President Obama can't catch a break: Just when he gets right with the gays, the greens come after him. In today's New York Times NASA's leading climate scientist James Hansen takes the president to task for not doing jack on climate change. "President Obama speaks of a 'planet in peril,'" Hansen fumes, "but he does not provide the leadership needed to change the world’s course."
Hansen says he was "troubled" by a comment the president made during a recent interview with Rolling Stone. Obama, when asked whether he agreed with Hansen that if the U.S. approves the Keystone Pipeline and burns dirty Canadian tar sands, it's "game over" for the climate, said – no, adding that Canada would exploit its reserves "regardless of what we do." He went on:
The reason that Keystone got so much attention is not because that particular pipeline is a make-or-break issue for climate change, but because those who have looked at the science of climate change are scared and concerned about a general lack of sufficient movement to deal with the problem.
Actually, no, says Hansen; this is a make-or-break issue for climate change.
Canada’s tar sands, deposits of sand saturated with bitumen, contain twice the amount of carbon dioxide emitted by global oil use in our entire history. If we were to fully exploit this new oil source, and continue to burn our conventional oil, gas and coal supplies, concentrations of carbon dioxide in the atmosphere eventually would reach levels higher than in the Pliocene era, more than 2.5 million years ago, when sea level was at least 50 feet higher than it is now. That level of heat-trapping gases would assure that the disintegration of the ice sheets would accelerate out of control. Sea levels would rise and destroy coastal cities. Global temperatures would become intolerable. Twenty to 50 percent of the planet’s species would be driven to extinction. Civilization would be at risk.
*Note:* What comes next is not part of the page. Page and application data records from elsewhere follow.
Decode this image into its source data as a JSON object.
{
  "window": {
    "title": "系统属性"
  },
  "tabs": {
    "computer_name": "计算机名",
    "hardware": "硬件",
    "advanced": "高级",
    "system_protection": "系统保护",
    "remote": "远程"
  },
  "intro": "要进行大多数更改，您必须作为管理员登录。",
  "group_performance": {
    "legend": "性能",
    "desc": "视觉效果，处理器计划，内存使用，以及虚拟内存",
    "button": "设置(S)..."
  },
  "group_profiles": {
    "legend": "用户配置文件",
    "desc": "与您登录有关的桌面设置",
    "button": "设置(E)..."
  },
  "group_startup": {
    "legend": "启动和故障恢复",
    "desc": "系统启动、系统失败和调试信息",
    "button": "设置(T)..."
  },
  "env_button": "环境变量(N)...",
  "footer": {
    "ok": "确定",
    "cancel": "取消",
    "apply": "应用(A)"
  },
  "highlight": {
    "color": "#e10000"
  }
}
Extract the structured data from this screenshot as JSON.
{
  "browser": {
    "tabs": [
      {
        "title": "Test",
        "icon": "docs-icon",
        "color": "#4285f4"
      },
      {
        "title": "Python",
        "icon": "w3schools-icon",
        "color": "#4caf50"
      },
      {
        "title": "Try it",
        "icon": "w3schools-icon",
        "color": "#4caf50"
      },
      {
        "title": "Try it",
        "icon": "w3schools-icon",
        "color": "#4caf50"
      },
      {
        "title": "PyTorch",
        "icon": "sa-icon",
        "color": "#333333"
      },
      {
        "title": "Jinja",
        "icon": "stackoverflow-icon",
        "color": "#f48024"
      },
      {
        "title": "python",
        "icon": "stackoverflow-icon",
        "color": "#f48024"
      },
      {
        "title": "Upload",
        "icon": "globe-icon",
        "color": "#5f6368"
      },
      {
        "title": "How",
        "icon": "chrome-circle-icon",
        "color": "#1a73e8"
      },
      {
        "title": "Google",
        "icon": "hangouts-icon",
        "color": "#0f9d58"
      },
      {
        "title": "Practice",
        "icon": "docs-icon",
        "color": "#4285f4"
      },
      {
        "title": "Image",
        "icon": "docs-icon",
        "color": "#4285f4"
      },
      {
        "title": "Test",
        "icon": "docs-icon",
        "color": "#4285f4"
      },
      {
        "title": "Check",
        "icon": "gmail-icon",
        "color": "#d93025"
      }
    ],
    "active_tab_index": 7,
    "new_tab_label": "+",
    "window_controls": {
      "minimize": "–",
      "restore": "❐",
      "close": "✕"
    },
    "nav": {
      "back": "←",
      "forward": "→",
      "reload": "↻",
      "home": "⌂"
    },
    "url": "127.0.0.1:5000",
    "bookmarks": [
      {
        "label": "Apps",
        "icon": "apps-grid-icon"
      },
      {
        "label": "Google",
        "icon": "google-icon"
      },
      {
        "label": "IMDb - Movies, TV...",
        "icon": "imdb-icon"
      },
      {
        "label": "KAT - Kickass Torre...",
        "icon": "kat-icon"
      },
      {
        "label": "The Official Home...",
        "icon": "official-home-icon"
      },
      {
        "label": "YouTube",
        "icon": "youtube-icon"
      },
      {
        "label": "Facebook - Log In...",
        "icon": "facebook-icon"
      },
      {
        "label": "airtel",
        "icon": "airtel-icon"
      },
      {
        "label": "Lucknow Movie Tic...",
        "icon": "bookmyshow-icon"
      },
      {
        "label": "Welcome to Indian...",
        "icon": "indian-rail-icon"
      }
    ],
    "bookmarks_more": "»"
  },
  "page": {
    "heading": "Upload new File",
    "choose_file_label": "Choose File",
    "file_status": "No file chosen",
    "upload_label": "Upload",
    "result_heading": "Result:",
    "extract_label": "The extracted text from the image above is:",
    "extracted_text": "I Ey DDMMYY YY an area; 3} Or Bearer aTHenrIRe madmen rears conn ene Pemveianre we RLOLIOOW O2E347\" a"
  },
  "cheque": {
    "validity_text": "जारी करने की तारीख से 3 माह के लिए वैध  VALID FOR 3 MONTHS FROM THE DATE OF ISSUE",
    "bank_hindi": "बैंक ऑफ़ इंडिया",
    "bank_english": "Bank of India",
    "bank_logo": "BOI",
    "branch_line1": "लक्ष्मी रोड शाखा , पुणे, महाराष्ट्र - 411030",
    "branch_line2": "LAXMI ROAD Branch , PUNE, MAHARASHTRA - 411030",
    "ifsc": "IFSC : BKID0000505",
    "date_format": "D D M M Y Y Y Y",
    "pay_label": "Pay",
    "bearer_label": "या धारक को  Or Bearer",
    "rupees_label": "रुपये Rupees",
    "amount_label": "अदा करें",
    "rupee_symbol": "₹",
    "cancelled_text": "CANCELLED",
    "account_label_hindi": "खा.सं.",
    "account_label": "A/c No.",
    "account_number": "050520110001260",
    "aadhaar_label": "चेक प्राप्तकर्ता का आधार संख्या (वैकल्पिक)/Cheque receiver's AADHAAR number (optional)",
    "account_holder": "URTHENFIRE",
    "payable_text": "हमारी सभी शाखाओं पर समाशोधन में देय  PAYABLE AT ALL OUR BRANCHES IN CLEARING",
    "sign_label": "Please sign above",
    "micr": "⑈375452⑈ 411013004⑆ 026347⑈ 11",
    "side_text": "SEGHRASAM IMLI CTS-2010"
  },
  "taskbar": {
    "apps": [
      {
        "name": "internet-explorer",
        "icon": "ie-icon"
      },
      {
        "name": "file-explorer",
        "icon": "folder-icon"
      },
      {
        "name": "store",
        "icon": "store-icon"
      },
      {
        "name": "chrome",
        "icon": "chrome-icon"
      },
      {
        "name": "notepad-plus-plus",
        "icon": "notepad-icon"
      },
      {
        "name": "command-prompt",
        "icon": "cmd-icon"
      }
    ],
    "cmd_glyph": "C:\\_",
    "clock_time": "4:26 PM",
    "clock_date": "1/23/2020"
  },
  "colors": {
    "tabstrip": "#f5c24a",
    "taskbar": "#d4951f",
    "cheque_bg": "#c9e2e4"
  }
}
So what would Hansen have Obama do? Not approve Keystone, obviously, but also "encourage economic incentives to leave tar sands and other dirty fuels in the ground." How? Stop subsidizing fossil fuels, and put a tax on carbon. He's right, of course, but Obama can't do that unilaterally; he needs support from congress, the same obstructionist congress that killed the far less radical cap-and-trade bill. So what's the alternative? Says Hansen, there isn't one: "The cost of acting goes far higher the longer we wait — we can’t wait any longer to avoid the worst and be judged immoral by coming generations."